» **Given records**:
========
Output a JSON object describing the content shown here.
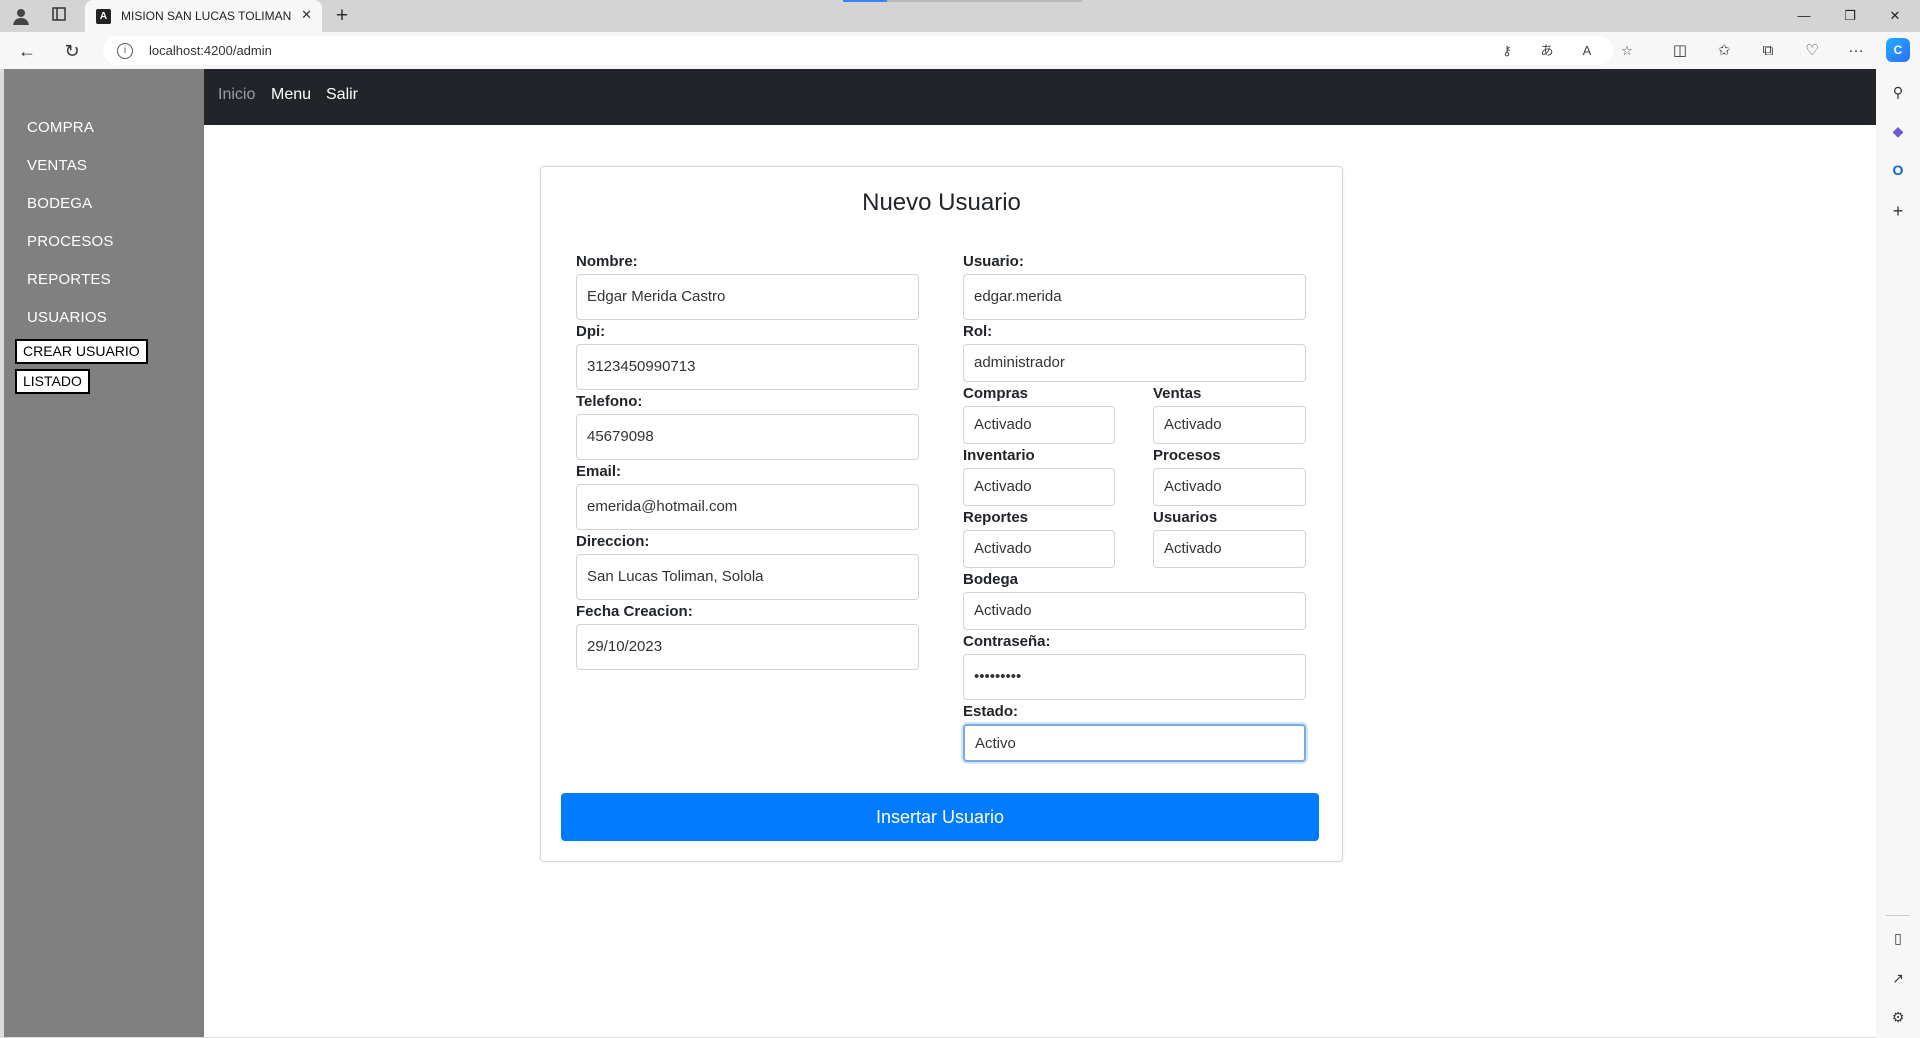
{
  "browser": {
    "tab_title": "MISION SAN LUCAS TOLIMAN",
    "url": "localhost:4200/admin"
  },
  "sidebar": {
    "items": [
      {
        "label": "COMPRA"
      },
      {
        "label": "VENTAS"
      },
      {
        "label": "BODEGA"
      },
      {
        "label": "PROCESOS"
      },
      {
        "label": "REPORTES"
      },
      {
        "label": "USUARIOS"
      }
    ],
    "sub_items": [
      {
        "label": "CREAR USUARIO"
      },
      {
        "label": "LISTADO"
      }
    ]
  },
  "topnav": {
    "links": [
      {
        "label": "Inicio"
      },
      {
        "label": "Menu"
      },
      {
        "label": "Salir"
      }
    ]
  },
  "form": {
    "title": "Nuevo Usuario",
    "nombre": {
      "label": "Nombre:",
      "value": "Edgar Merida Castro"
    },
    "dpi": {
      "label": "Dpi:",
      "value": "3123450990713"
    },
    "telefono": {
      "label": "Telefono:",
      "value": "45679098"
    },
    "email": {
      "label": "Email:",
      "value": "emerida@hotmail.com"
    },
    "direccion": {
      "label": "Direccion:",
      "value": "San Lucas Toliman, Solola"
    },
    "fecha": {
      "label": "Fecha Creacion:",
      "value": "29/10/2023"
    },
    "usuario": {
      "label": "Usuario:",
      "value": "edgar.merida"
    },
    "rol": {
      "label": "Rol:",
      "value": "administrador"
    },
    "compras": {
      "label": "Compras",
      "value": "Activado"
    },
    "ventas": {
      "label": "Ventas",
      "value": "Activado"
    },
    "inventario": {
      "label": "Inventario",
      "value": "Activado"
    },
    "procesos": {
      "label": "Procesos",
      "value": "Activado"
    },
    "reportes": {
      "label": "Reportes",
      "value": "Activado"
    },
    "usuarios": {
      "label": "Usuarios",
      "value": "Activado"
    },
    "bodega": {
      "label": "Bodega",
      "value": "Activado"
    },
    "contrasena": {
      "label": "Contraseña:",
      "value": "•••••••••"
    },
    "estado": {
      "label": "Estado:",
      "value": "Activo"
    },
    "submit_label": "Insertar Usuario"
  },
  "colors": {
    "sidebar_bg": "#808080",
    "topnav_bg": "#212529",
    "primary_button": "#007bff"
  }
}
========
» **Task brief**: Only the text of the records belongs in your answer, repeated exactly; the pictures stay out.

» **Response to this exercise**:
Output a JSON object describing the content shown here.
{
  "browser": {
    "tab_title": "MISION SAN LUCAS TOLIMAN",
    "url": "localhost:4200/admin"
  },
  "sidebar": {
    "items": [
      {
        "label": "COMPRA"
      },
      {
        "label": "VENTAS"
      },
      {
        "label": "BODEGA"
      },
      {
        "label": "PROCESOS"
      },
      {
        "label": "REPORTES"
      },
      {
        "label": "USUARIOS"
      }
    ],
    "sub_items": [
      {
        "label": "CREAR USUARIO"
      },
      {
        "label": "LISTADO"
      }
    ]
  },
  "topnav": {
    "links": [
      {
        "label": "Inicio"
      },
      {
        "label": "Menu"
      },
      {
        "label": "Salir"
      }
    ]
  },
  "form": {
    "title": "Nuevo Usuario",
    "nombre": {
      "label": "Nombre:",
      "value": "Edgar Merida Castro"
    },
    "dpi": {
      "label": "Dpi:",
      "value": "3123450990713"
    },
    "telefono": {
      "label": "Telefono:",
      "value": "45679098"
    },
    "email": {
      "label": "Email:",
      "value": "emerida@hotmail.com"
    },
    "direccion": {
      "label": "Direccion:",
      "value": "San Lucas Toliman, Solola"
    },
    "fecha": {
      "label": "Fecha Creacion:",
      "value": "29/10/2023"
    },
    "usuario": {
      "label": "Usuario:",
      "value": "edgar.merida"
    },
    "rol": {
      "label": "Rol:",
      "value": "administrador"
    },
    "compras": {
      "label": "Compras",
      "value": "Activado"
    },
    "ventas": {
      "label": "Ventas",
      "value": "Activado"
    },
    "inventario": {
      "label": "Inventario",
      "value": "Activado"
    },
    "procesos": {
      "label": "Procesos",
      "value": "Activado"
    },
    "reportes": {
      "label": "Reportes",
      "value": "Activado"
    },
    "usuarios": {
      "label": "Usuarios",
      "value": "Activado"
    },
    "bodega": {
      "label": "Bodega",
      "value": "Activado"
    },
    "contrasena": {
      "label": "Contraseña:",
      "value": "•••••••••"
    },
    "estado": {
      "label": "Estado:",
      "value": "Activo"
    },
    "submit_label": "Insertar Usuario"
  },
  "colors": {
    "sidebar_bg": "#808080",
    "topnav_bg": "#212529",
    "primary_button": "#007bff"
  }
}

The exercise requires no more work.